  There are different types of SSDs on the market today. You’ve probably heard the terms “SATA,” “NVMe,” “PCIe,” and “M.2,” but what exactly are they?
  To begin with, the different types of SSDs depend mainly on the connection interface between the storage unit and the computer or server. Let’s dive into each type.
  Non-Volatile Memory Express (NVMe) is a protocol for SSDs that allows data exchange speeds to reach up to 2600 MB/s — that’s almost 5x times as fast as SATA SSDs. NVMe SSDs are newer than the SATA SSDs and usually use peripheral component interconnect express (PCIe), discussed in more detail next.
  NVMe SSDs are more expensive than SATA SSDs and usually require more power. That’s why they’re only used for specific needs, such as for businesses that prioritize high data processing and transfer speeds.
  The NVMe protocol also works with flash memory, which means that even external or portable, NVMe SSDs will perform just as fast as internally connected NVMe SSDs.
  The first interface or generation used with SSDs is called Serial Advanced Technology Attachment (SATA). It’s the most commonly used interface among hard drives and storage devices.
  SATA delivers speeds up to 600 MB/s, and its size fits most notebooks and PCs, hence its popularity.
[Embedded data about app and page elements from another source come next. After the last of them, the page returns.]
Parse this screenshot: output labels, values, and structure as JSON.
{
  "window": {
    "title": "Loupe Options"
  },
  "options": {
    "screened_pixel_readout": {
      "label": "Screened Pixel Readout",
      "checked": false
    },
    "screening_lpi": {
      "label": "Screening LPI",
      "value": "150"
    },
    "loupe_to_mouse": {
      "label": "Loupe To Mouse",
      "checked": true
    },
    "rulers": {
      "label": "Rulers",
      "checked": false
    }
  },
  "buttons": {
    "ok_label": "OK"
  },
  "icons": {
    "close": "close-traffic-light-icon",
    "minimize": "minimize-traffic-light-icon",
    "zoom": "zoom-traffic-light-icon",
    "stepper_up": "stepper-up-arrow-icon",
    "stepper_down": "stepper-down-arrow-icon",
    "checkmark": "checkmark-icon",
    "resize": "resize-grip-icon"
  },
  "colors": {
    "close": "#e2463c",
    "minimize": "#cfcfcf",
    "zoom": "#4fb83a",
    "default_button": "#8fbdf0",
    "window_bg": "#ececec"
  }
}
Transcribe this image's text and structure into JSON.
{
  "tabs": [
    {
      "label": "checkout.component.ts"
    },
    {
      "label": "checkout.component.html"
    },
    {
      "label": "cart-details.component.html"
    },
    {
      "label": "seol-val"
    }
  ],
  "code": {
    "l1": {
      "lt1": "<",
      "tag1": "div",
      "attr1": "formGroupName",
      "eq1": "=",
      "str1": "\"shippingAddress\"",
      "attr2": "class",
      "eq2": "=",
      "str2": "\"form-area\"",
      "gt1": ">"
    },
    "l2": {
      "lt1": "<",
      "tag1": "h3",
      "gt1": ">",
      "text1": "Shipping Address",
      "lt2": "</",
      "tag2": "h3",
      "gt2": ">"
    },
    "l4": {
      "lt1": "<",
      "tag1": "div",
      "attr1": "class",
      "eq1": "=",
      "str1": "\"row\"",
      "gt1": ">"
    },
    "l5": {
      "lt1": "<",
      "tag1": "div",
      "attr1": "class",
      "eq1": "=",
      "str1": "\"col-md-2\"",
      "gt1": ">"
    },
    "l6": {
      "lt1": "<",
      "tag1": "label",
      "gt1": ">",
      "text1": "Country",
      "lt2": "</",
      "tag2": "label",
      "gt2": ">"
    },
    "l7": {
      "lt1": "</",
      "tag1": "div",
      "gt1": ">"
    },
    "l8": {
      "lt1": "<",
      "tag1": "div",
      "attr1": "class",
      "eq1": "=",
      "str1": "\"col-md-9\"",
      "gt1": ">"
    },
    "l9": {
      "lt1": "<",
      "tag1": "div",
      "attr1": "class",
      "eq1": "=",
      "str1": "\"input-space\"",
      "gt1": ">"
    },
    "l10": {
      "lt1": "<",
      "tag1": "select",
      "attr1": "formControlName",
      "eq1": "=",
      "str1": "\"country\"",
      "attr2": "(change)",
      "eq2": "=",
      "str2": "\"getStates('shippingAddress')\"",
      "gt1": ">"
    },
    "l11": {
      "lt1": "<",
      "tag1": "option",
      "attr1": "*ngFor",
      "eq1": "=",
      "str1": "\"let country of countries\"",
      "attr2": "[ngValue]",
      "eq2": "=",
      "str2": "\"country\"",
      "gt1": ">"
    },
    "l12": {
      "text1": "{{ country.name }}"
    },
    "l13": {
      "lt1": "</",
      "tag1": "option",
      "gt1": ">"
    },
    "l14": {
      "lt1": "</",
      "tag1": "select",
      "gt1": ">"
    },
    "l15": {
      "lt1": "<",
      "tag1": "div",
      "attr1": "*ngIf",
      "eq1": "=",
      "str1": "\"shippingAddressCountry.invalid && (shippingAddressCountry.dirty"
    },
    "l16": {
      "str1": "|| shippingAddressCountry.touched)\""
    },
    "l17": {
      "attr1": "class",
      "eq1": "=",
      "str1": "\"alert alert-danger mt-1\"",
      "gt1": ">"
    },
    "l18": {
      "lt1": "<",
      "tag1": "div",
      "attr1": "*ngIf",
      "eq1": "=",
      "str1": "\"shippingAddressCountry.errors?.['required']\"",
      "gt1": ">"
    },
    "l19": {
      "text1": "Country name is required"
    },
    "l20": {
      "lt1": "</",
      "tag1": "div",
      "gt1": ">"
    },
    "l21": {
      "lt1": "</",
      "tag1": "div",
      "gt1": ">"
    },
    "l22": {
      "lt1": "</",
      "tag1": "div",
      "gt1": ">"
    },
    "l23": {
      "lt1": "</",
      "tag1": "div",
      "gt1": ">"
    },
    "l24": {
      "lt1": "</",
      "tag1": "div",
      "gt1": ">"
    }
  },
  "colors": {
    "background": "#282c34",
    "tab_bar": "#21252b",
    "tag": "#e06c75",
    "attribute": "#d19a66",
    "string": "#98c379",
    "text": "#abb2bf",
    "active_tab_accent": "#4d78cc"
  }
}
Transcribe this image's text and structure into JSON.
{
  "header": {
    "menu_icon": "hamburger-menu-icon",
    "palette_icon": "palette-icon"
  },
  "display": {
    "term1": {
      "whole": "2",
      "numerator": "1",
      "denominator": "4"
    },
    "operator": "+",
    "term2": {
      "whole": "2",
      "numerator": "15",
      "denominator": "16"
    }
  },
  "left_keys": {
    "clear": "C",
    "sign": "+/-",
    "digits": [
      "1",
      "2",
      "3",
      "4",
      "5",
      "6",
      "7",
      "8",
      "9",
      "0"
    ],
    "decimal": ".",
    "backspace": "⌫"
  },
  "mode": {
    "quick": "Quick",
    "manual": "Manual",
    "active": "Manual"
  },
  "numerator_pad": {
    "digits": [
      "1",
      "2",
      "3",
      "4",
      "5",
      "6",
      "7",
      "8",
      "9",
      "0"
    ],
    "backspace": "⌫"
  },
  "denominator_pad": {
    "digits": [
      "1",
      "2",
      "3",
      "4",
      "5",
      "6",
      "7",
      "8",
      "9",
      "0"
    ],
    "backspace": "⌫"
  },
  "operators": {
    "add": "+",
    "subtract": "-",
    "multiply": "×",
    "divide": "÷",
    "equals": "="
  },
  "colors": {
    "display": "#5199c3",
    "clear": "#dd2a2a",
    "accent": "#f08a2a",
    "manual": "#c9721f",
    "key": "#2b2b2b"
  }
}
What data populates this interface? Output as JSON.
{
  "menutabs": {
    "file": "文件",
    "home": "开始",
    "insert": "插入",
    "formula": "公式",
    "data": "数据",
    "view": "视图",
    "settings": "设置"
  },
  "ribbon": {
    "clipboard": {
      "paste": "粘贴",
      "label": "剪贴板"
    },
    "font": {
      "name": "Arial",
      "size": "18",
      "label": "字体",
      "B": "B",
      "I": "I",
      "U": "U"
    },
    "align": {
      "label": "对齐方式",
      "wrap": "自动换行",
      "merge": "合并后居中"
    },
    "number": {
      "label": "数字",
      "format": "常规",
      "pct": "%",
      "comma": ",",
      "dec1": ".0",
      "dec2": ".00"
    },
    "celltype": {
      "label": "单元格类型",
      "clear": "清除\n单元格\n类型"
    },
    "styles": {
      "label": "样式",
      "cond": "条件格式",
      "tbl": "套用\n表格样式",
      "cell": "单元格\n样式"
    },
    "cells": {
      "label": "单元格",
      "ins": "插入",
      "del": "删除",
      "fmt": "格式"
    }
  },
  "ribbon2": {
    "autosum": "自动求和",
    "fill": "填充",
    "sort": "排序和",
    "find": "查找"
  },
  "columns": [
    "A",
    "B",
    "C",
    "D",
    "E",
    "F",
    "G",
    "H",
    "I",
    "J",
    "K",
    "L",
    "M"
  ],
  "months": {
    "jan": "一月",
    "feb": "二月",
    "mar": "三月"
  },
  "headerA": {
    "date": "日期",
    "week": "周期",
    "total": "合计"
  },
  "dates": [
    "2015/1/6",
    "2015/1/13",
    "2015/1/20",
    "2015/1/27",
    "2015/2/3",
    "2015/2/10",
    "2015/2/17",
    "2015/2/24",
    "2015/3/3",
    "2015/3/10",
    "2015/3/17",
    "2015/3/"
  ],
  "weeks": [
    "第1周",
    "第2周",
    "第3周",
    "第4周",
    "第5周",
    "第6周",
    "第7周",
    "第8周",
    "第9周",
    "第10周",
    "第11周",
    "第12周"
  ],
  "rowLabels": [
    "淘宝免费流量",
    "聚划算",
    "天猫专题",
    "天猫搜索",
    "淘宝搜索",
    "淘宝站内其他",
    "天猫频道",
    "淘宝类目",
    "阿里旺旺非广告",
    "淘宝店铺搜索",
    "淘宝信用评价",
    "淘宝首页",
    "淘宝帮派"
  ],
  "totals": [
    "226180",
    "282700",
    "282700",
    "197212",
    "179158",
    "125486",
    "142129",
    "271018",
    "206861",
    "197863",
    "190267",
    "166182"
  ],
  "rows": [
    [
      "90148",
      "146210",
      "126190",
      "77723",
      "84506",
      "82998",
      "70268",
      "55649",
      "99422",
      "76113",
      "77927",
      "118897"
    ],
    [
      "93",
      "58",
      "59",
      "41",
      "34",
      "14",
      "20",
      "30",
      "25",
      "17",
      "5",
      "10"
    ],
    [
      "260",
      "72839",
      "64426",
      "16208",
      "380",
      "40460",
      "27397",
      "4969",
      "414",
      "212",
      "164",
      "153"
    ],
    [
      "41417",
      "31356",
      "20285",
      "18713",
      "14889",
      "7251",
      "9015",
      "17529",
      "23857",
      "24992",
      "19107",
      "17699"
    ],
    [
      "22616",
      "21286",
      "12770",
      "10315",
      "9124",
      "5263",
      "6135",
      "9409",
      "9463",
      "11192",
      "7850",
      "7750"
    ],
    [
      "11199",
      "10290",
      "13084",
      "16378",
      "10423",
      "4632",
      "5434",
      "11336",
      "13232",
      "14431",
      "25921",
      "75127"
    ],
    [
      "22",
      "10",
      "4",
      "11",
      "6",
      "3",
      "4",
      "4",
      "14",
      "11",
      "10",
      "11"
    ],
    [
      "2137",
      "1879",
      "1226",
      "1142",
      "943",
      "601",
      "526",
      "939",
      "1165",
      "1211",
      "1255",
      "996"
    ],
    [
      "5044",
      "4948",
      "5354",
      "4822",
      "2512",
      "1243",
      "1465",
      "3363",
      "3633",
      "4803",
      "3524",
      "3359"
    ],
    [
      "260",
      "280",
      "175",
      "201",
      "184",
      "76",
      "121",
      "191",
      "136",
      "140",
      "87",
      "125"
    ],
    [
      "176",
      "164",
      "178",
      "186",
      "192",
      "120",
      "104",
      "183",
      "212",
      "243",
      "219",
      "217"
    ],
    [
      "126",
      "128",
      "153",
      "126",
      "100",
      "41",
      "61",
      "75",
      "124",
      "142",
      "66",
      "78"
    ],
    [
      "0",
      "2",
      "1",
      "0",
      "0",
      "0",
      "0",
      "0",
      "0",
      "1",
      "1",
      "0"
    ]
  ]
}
SATA also comes in a smaller size, referred to as mini-SATA (mSATA).
  SATA is the slowest among all SSD types, but it still has a data transfer rate up to 5x faster than HDDs.
  ConnectorFormerly known as Next Generation Form Factor (NGFF), the M.2 connector ensures that an SSD reaches the fastest speed possible (upwards of 2600 MB/s). If the computer’s motherboard doesn’t have an M.2 connector, then alternatively, a PCIe card with an M.2 connector is used to connect the NVMe SSD to the motherboard.
  If the computer’s motherboard already has an M.2 connector, you’ll find the storage labeled “SATA M.2” or “NVMe M.2.” However, if the motherboard doesn’t have it and has a PCIe card with a built-in M.2 connector, it’ll be labeled as “PCIe NVMe M.2 SSD.”
  The M.2 connector is relatively small in size and is there to replace mSATA. It’s also suitable for small-sized notebooks as well as larger devices. M.2 connector is compatible with SATA, PCIe, and even USB 3.0.
  ConnectorYou can also categorize SSDs according to the connectors used, which define the data transfer speed.
  PCIe is the same connector used to connect high-performing graphic cards directly to the motherboard. When NVMe SSDs use PCIe connectors, they deliver the fastest possible data processing and transfer speeds.
  However, the difference in speed, or bandwidth, is most noticeable when dealing with larger files (50 GB or more), but when starting Windows or launching a game, it won’t be much different from using typical SSDs.